● About this exercise: With the pictures set aside, write out all of the data exactly as it stands.

● Records for this task:
________

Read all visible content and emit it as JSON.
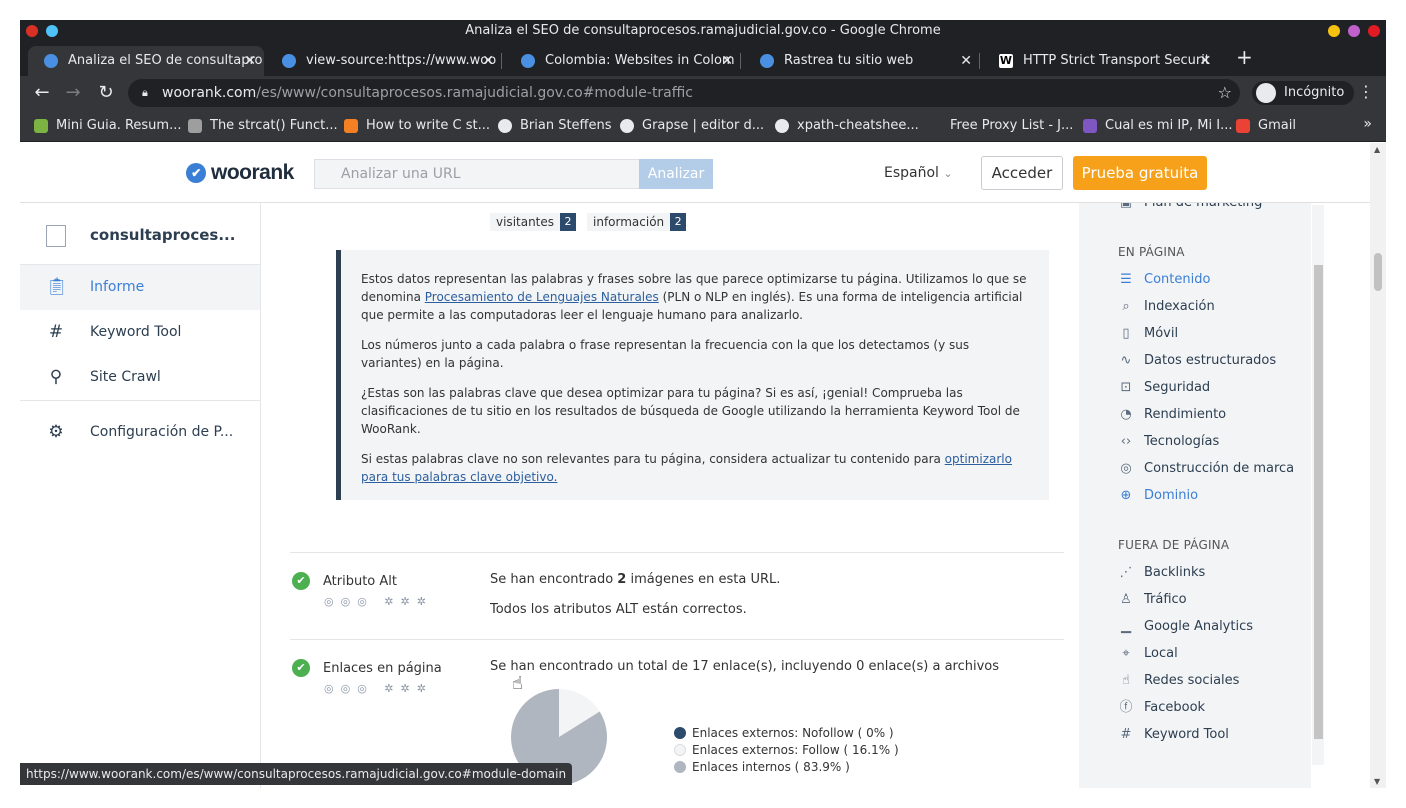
{
  "window": {
    "title": "Analiza el SEO de consultaprocesos.ramajudicial.gov.co - Google Chrome"
  },
  "tabs": [
    {
      "label": "Analiza el SEO de consultapro",
      "active": true
    },
    {
      "label": "view-source:https://www.woo",
      "active": false
    },
    {
      "label": "Colombia: Websites in Colom",
      "active": false
    },
    {
      "label": "Rastrea tu sitio web",
      "active": false
    },
    {
      "label": "HTTP Strict Transport Securit",
      "active": false
    }
  ],
  "toolbar": {
    "url_host": "woorank.com",
    "url_path": "/es/www/consultaprocesos.ramajudicial.gov.co#module-traffic",
    "incognito_label": "Incógnito"
  },
  "bookmarks": [
    {
      "label": "Mini Guia. Resum...",
      "color": "#7cb342"
    },
    {
      "label": "The strcat() Funct...",
      "color": "#9e9e9e"
    },
    {
      "label": "How to write C st...",
      "color": "#f48024"
    },
    {
      "label": "Brian Steffens",
      "color": "#e8eaed"
    },
    {
      "label": "Grapse | editor d...",
      "color": "#e8eaed"
    },
    {
      "label": "xpath-cheatshee...",
      "color": "#e8eaed"
    },
    {
      "label": "Free Proxy List - J...",
      "color": "#35363a"
    },
    {
      "label": "Cual es mi IP, Mi I...",
      "color": "#7e57c2"
    },
    {
      "label": "Gmail",
      "color": "#ea4335"
    }
  ],
  "header": {
    "logo": "woorank",
    "url_placeholder": "Analizar una URL",
    "analyze_label": "Analizar",
    "language": "Español",
    "login_label": "Acceder",
    "trial_label": "Prueba gratuita"
  },
  "leftnav": {
    "site": "consultaproces...",
    "items": [
      {
        "label": "Informe"
      },
      {
        "label": "Keyword Tool"
      },
      {
        "label": "Site Crawl"
      },
      {
        "label": "Configuración de P..."
      }
    ]
  },
  "content": {
    "tags": [
      {
        "word": "visitantes",
        "count": "2"
      },
      {
        "word": "información",
        "count": "2"
      }
    ],
    "info": {
      "p1_a": "Estos datos representan las palabras y frases sobre las que parece optimizarse tu página. Utilizamos lo que se denomina ",
      "p1_link": "Procesamiento de Lenguajes Naturales",
      "p1_b": " (PLN o NLP en inglés). Es una forma de inteligencia artificial que permite a las computadoras leer el lenguaje humano para analizarlo.",
      "p2": "Los números junto a cada palabra o frase representan la frecuencia con la que los detectamos (y sus variantes) en la página.",
      "p3": "¿Estas son las palabras clave que desea optimizar para tu página? Si es así, ¡genial! Comprueba las clasificaciones de tu sitio en los resultados de búsqueda de Google utilizando la herramienta Keyword Tool de WooRank.",
      "p4_a": "Si estas palabras clave no son relevantes para tu página, considera actualizar tu contenido para ",
      "p4_link": "optimizarlo para tus palabras clave objetivo."
    },
    "alt": {
      "title": "Atributo Alt",
      "line1_a": "Se han encontrado ",
      "line1_b": "2",
      "line1_c": " imágenes en esta URL.",
      "line2": "Todos los atributos ALT están correctos."
    },
    "links": {
      "title": "Enlaces en página",
      "line1": "Se han encontrado un total de 17 enlace(s), incluyendo 0 enlace(s) a archivos"
    }
  },
  "chart_data": {
    "type": "pie",
    "categories": [
      "Enlaces externos: Nofollow ( 0% )",
      "Enlaces externos: Follow ( 16.1% )",
      "Enlaces internos ( 83.9% )"
    ],
    "values": [
      0,
      16.1,
      83.9
    ],
    "colors": [
      "#2c4a6b",
      "#f3f4f6",
      "#b0b6c0"
    ]
  },
  "rightnav": {
    "top_partial": "Plan de marketing",
    "section1": "EN PÁGINA",
    "items1": [
      {
        "label": "Contenido",
        "icon": "☰"
      },
      {
        "label": "Indexación",
        "icon": "⌕"
      },
      {
        "label": "Móvil",
        "icon": "▯"
      },
      {
        "label": "Datos estructurados",
        "icon": "∿"
      },
      {
        "label": "Seguridad",
        "icon": "⊡"
      },
      {
        "label": "Rendimiento",
        "icon": "◔"
      },
      {
        "label": "Tecnologías",
        "icon": "‹›"
      },
      {
        "label": "Construcción de marca",
        "icon": "◎"
      },
      {
        "label": "Dominio",
        "icon": "⊕"
      }
    ],
    "section2": "FUERA DE PÁGINA",
    "items2": [
      {
        "label": "Backlinks",
        "icon": "⋰"
      },
      {
        "label": "Tráfico",
        "icon": "♙"
      },
      {
        "label": "Google Analytics",
        "icon": "▁"
      },
      {
        "label": "Local",
        "icon": "⌖"
      },
      {
        "label": "Redes sociales",
        "icon": "☝"
      },
      {
        "label": "Facebook",
        "icon": "ⓕ"
      },
      {
        "label": "Keyword Tool",
        "icon": "#"
      }
    ]
  },
  "statusbar": "https://www.woorank.com/es/www/consultaprocesos.ramajudicial.gov.co#module-domain"
}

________

● Exercise answer:
Read all visible content and emit it as JSON.
{
  "window": {
    "title": "Analiza el SEO de consultaprocesos.ramajudicial.gov.co - Google Chrome"
  },
  "tabs": [
    {
      "label": "Analiza el SEO de consultapro",
      "active": true
    },
    {
      "label": "view-source:https://www.woo",
      "active": false
    },
    {
      "label": "Colombia: Websites in Colom",
      "active": false
    },
    {
      "label": "Rastrea tu sitio web",
      "active": false
    },
    {
      "label": "HTTP Strict Transport Securit",
      "active": false
    }
  ],
  "toolbar": {
    "url_host": "woorank.com",
    "url_path": "/es/www/consultaprocesos.ramajudicial.gov.co#module-traffic",
    "incognito_label": "Incógnito"
  },
  "bookmarks": [
    {
      "label": "Mini Guia. Resum...",
      "color": "#7cb342"
    },
    {
      "label": "The strcat() Funct...",
      "color": "#9e9e9e"
    },
    {
      "label": "How to write C st...",
      "color": "#f48024"
    },
    {
      "label": "Brian Steffens",
      "color": "#e8eaed"
    },
    {
      "label": "Grapse | editor d...",
      "color": "#e8eaed"
    },
    {
      "label": "xpath-cheatshee...",
      "color": "#e8eaed"
    },
    {
      "label": "Free Proxy List - J...",
      "color": "#35363a"
    },
    {
      "label": "Cual es mi IP, Mi I...",
      "color": "#7e57c2"
    },
    {
      "label": "Gmail",
      "color": "#ea4335"
    }
  ],
  "header": {
    "logo": "woorank",
    "url_placeholder": "Analizar una URL",
    "analyze_label": "Analizar",
    "language": "Español",
    "login_label": "Acceder",
    "trial_label": "Prueba gratuita"
  },
  "leftnav": {
    "site": "consultaproces...",
    "items": [
      {
        "label": "Informe"
      },
      {
        "label": "Keyword Tool"
      },
      {
        "label": "Site Crawl"
      },
      {
        "label": "Configuración de P..."
      }
    ]
  },
  "content": {
    "tags": [
      {
        "word": "visitantes",
        "count": "2"
      },
      {
        "word": "información",
        "count": "2"
      }
    ],
    "info": {
      "p1_a": "Estos datos representan las palabras y frases sobre las que parece optimizarse tu página. Utilizamos lo que se denomina ",
      "p1_link": "Procesamiento de Lenguajes Naturales",
      "p1_b": " (PLN o NLP en inglés). Es una forma de inteligencia artificial que permite a las computadoras leer el lenguaje humano para analizarlo.",
      "p2": "Los números junto a cada palabra o frase representan la frecuencia con la que los detectamos (y sus variantes) en la página.",
      "p3": "¿Estas son las palabras clave que desea optimizar para tu página? Si es así, ¡genial! Comprueba las clasificaciones de tu sitio en los resultados de búsqueda de Google utilizando la herramienta Keyword Tool de WooRank.",
      "p4_a": "Si estas palabras clave no son relevantes para tu página, considera actualizar tu contenido para ",
      "p4_link": "optimizarlo para tus palabras clave objetivo."
    },
    "alt": {
      "title": "Atributo Alt",
      "line1_a": "Se han encontrado ",
      "line1_b": "2",
      "line1_c": " imágenes en esta URL.",
      "line2": "Todos los atributos ALT están correctos."
    },
    "links": {
      "title": "Enlaces en página",
      "line1": "Se han encontrado un total de 17 enlace(s), incluyendo 0 enlace(s) a archivos"
    }
  },
  "chart_data": {
    "type": "pie",
    "categories": [
      "Enlaces externos: Nofollow ( 0% )",
      "Enlaces externos: Follow ( 16.1% )",
      "Enlaces internos ( 83.9% )"
    ],
    "values": [
      0,
      16.1,
      83.9
    ],
    "colors": [
      "#2c4a6b",
      "#f3f4f6",
      "#b0b6c0"
    ]
  },
  "rightnav": {
    "top_partial": "Plan de marketing",
    "section1": "EN PÁGINA",
    "items1": [
      {
        "label": "Contenido",
        "icon": "☰"
      },
      {
        "label": "Indexación",
        "icon": "⌕"
      },
      {
        "label": "Móvil",
        "icon": "▯"
      },
      {
        "label": "Datos estructurados",
        "icon": "∿"
      },
      {
        "label": "Seguridad",
        "icon": "⊡"
      },
      {
        "label": "Rendimiento",
        "icon": "◔"
      },
      {
        "label": "Tecnologías",
        "icon": "‹›"
      },
      {
        "label": "Construcción de marca",
        "icon": "◎"
      },
      {
        "label": "Dominio",
        "icon": "⊕"
      }
    ],
    "section2": "FUERA DE PÁGINA",
    "items2": [
      {
        "label": "Backlinks",
        "icon": "⋰"
      },
      {
        "label": "Tráfico",
        "icon": "♙"
      },
      {
        "label": "Google Analytics",
        "icon": "▁"
      },
      {
        "label": "Local",
        "icon": "⌖"
      },
      {
        "label": "Redes sociales",
        "icon": "☝"
      },
      {
        "label": "Facebook",
        "icon": "ⓕ"
      },
      {
        "label": "Keyword Tool",
        "icon": "#"
      }
    ]
  },
  "statusbar": "https://www.woorank.com/es/www/consultaprocesos.ramajudicial.gov.co#module-domain"
}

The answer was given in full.